While we are on the subject of CEU, I would note that there seems to be total disarray in government circles about their plans to deal with this issue. Péter Szijjártó this morning, in an impromptu press conference, was still talking about an intergovernmental agreement between Hungary and the United States even though it had been made crystal clear to Budapest that the U.S. federal government is not authorized to negotiate with a foreign power on the fate of an educational institution. Undersecretary László Palkovics, who has been suspiciously quiet in the last few weeks, published a highly insulting article in the conservative Canadian National Post titled “Calling out Michael Ignatieff.” He accused the president of CEU of “hijacking academic freedom in Hungary.” In the article he repeats the old Hungarian demand of “a bilateral agreement between the institution’s country of origin and Hungary.” As if nothing had happened in the interim. Viktor Orbán is refusing to answer questions on CEU. He sent ATV’s reporter to László Trócsányi, minister of justice, who is supposed to come up with some clever legal answer to the European Commission’s objections. At the moment, however, he is “extremely uncertain” as to the legal underpinnings of the EC’s position on the issue. One thing is sure. The Hungarian government will wait until the last possible moment to respond to the European Commission on the CEU case.
To round out this post, let’s go back to the Medián poll to see who benefited from the drop in Fidesz support. The real winner was Jobbik, which gained four percentage points. In January 10% of the electorate would have voted for Jobbik. Today it is 14% which, given Jobbik voters’ enthusiasm for going to the polls, means that the party would receive 20% of the actual votes cast. This sudden jump in popularity is most likely due to the highly successful Jobbik “You Work—They Steal” campaign.
Collectively, the parties on the left also gained four percentage points. Those who expected miracles from László Botka’s announcement of his readiness to head MSZP’s ticket in preparation for the 2018 election must be disappointed. MSZP’s 9% is nothing to brag about, especially since Botka has been canvassing the country for the last month. MSZP’s standing is practically the same as it was in January. As for his own popularity, his name by now is widely known, but his popularity hasn’t moved upward. The two great losers in the popularity ranking are Viktor Orbán (-9) and János Áder (-11).
One more interesting item. Endre Hann and Zsuzsa Lakatos, who coauthored the article on the Medián poll, state that “the extrusion of Ferenc Gyurcsány … proved to be divisive. Two-thirds of MSZP voters would still like to see him ‘in an important political role.’ On the other hand, it is true that Botka … is considered to be a qualified candidate for the premiership by 54% of the DK voters.”

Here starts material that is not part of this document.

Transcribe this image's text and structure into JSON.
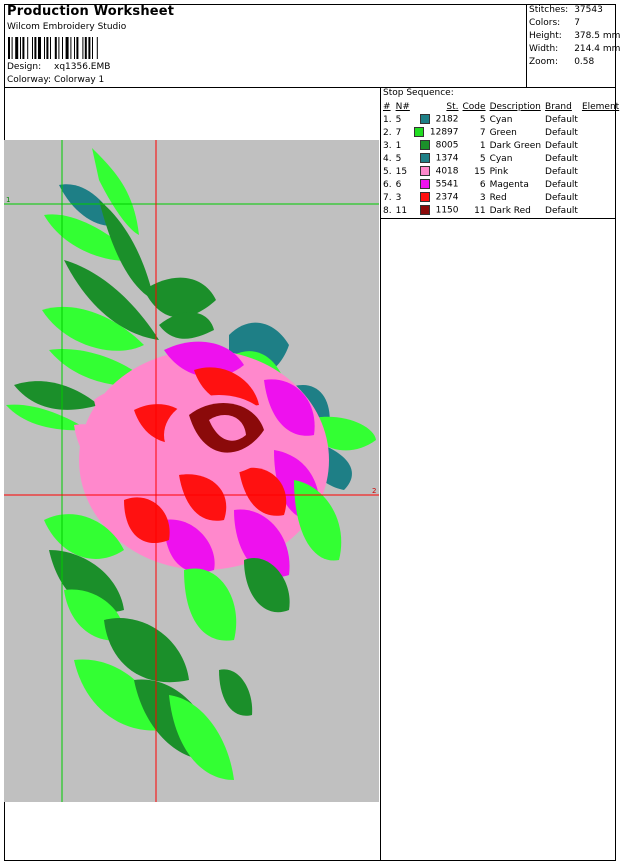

I’m curious what Viktor Orbán’s next step will be. So far there has been a reluctance to drop the divisive and damaging CEU affair, which is eating away at his support. Moreover, he is being confronted with a growing anti-Russian sentiment and charges of Vladimir Putin’s stranglehold on Viktor Orbán. László Kéri, an astute political observer, is certain that today “we live in a different world from the one a couple of months ago.” He predicts that the decline of the Orbán regime is inevitable. He compared the current governmental chaos to the last days of the Gyurcsány government. But, of course, Orbán is no Gyurcsány, who, although perhaps too late, resigned. A similar move from Viktor Orbán is unimaginable.